Sunday, July 4, 2010

Deas Island Regional Park, Delta

If you’ve never been on Deas Island, chances are you’ve at least been under it. Located atop the George Massey Tunnel, the park offers plenty of variety for its relatively compact size. The name is actually a bit of a misnomer, since the “island” has long been connected to the mainland with a roadway. If you can overlook the inaccuracy of its name, the park is a lovely spot to kick through piles of fallen leaves and enjoy a quiet afternoon stroll.

Unfortunately, this is one walk you'll pretty much surely need a car to access. From the south end of the George Massey Tunnel, take the second exit and follow the signs for River Road North. A short distance along River Road, you will see signage marking the park entrance. Turn in and park in the first parking lot.

Wide, flat trails of loose gravel with lengthy sections of sand. The route winds its way through trees along the shores of the island, so expect a fair bit of shade.

In general, large-wheeled strollers will have an easier time on these trails. There are significant sections of sand that would not make for easy pushing if you didn't have large wheels. Umbrella strollers are not recommended for this reason.

Departing from the first parking lot, the trail runs less than 5 km (return). With a few looping options, it’s easy to customize your walk depending on your available time (or how long junior sleeps).

Benches, washrooms (no change tables), picnic tables and large grassy areas are all readily available. Kids young and old may enjoy watching the cars stream into the tunnel from this unique vantage point.

It’s not every day you get to see a shipwreck, but that’s exactly what you’ll see across the water from the southern side of the island. There is also a low tide beach located near the tip of the island which offers a spectacular spot to stop for lunch or just to watch the boat traffic along the river. The views of the Fraser River and Deas Slough are lovely from the trails, but are best seen from atop the viewing tower.

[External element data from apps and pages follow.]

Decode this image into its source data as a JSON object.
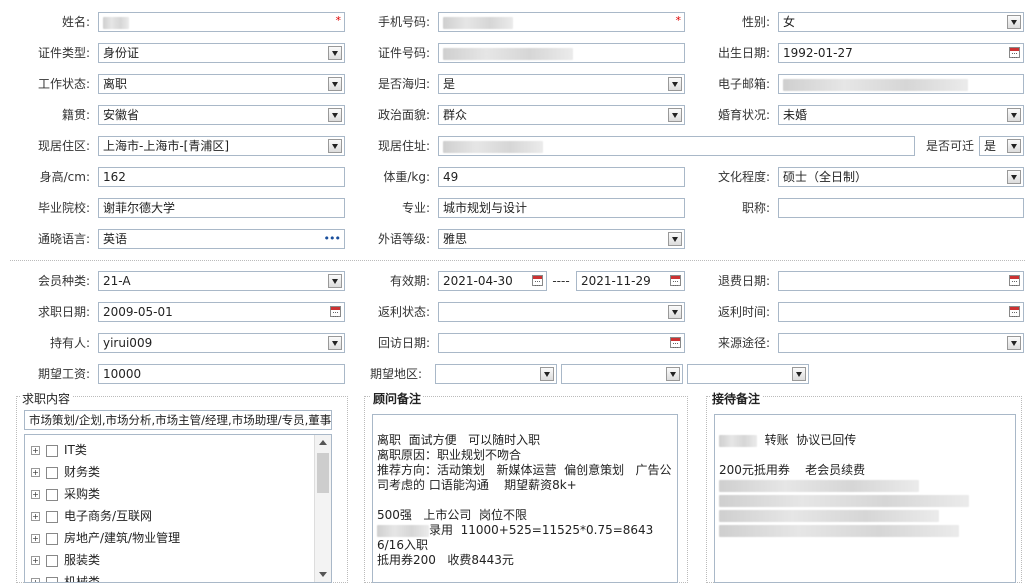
{
  "form": {
    "name_label": "姓名:",
    "phone_label": "手机号码:",
    "gender_label": "性别:",
    "gender_value": "女",
    "idtype_label": "证件类型:",
    "idtype_value": "身份证",
    "idno_label": "证件号码:",
    "birth_label": "出生日期:",
    "birth_value": "1992-01-27",
    "workstatus_label": "工作状态:",
    "workstatus_value": "离职",
    "overseas_label": "是否海归:",
    "overseas_value": "是",
    "email_label": "电子邮箱:",
    "native_label": "籍贯:",
    "native_value": "安徽省",
    "political_label": "政治面貌:",
    "political_value": "群众",
    "marital_label": "婚育状况:",
    "marital_value": "未婚",
    "residence_label": "现居住区:",
    "residence_value": "上海市-上海市-[青浦区]",
    "address_label": "现居住址:",
    "relocate_label": "是否可迁",
    "relocate_value": "是",
    "height_label": "身高/cm:",
    "height_value": "162",
    "weight_label": "体重/kg:",
    "weight_value": "49",
    "education_label": "文化程度:",
    "education_value": "硕士（全日制）",
    "school_label": "毕业院校:",
    "school_value": "谢菲尔德大学",
    "major_label": "专业:",
    "major_value": "城市规划与设计",
    "title_label": "职称:",
    "language_label": "通晓语言:",
    "language_value": "英语",
    "language_more": "•••",
    "foreign_level_label": "外语等级:",
    "foreign_level_value": "雅思"
  },
  "member": {
    "type_label": "会员种类:",
    "type_value": "21-A",
    "valid_label": "有效期:",
    "valid_from": "2021-04-30",
    "valid_sep": "----",
    "valid_to": "2021-11-29",
    "refund_date_label": "退费日期:",
    "jobseek_date_label": "求职日期:",
    "jobseek_date_value": "2009-05-01",
    "rebate_status_label": "返利状态:",
    "rebate_time_label": "返利时间:",
    "holder_label": "持有人:",
    "holder_value": "yirui009",
    "visit_date_label": "回访日期:",
    "source_label": "来源途径:",
    "salary_label": "期望工资:",
    "salary_value": "10000",
    "area_label": "期望地区:"
  },
  "jobs": {
    "title": "求职内容",
    "summary": "市场策划/企划,市场分析,市场主管/经理,市场助理/专员,董事",
    "categories": [
      "IT类",
      "财务类",
      "采购类",
      "电子商务/互联网",
      "房地产/建筑/物业管理",
      "服装类",
      "机械类"
    ],
    "expand_glyph": "+"
  },
  "advisor": {
    "title": "顾问备注",
    "lines": [
      "离职  面试方便   可以随时入职",
      "离职原因：职业规划不吻合",
      "推荐方向：活动策划   新媒体运营  偏创意策划   广告公",
      "司考虑的 口语能沟通    期望薪资8k+",
      "",
      "500强   上市公司  岗位不限",
      "录用  11000+525=11525*0.75=8643   6/16入职",
      "抵用券200   收费8443元"
    ]
  },
  "reception": {
    "title": "接待备注",
    "line1": "转账  协议已回传",
    "line2": "200元抵用券    老会员续费"
  },
  "colors": {
    "border": "#a9b8c8",
    "required": "#dd0000"
  }
}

There are a number of horse stables nearby and the community of Ladner is a short drive down River Road. On the island itself are a few heritage buildings including Delta Agricultural Hall (1894), Burrvilla, a grand home (1906), and Inverholme, one-room schoolhouse (1909). Some folks (myself included) may enjoy watching the traffic enter the tunnel under the island...that's an attraction, right?

Dogs must be on a leash at all times. Bikes are only permitted on the roadways throughout the park.

IMPORTANT: Any adventure in the outdoors carries a certain level of risk. The route information and maps contained in this blog are provided as rough guidelines only and are based on just one person's experience. Baby Meets Trail and its authors are not responsible for any harm that may occur while attempting one of the posted walks. We will, however, take credit if you have an excellent time!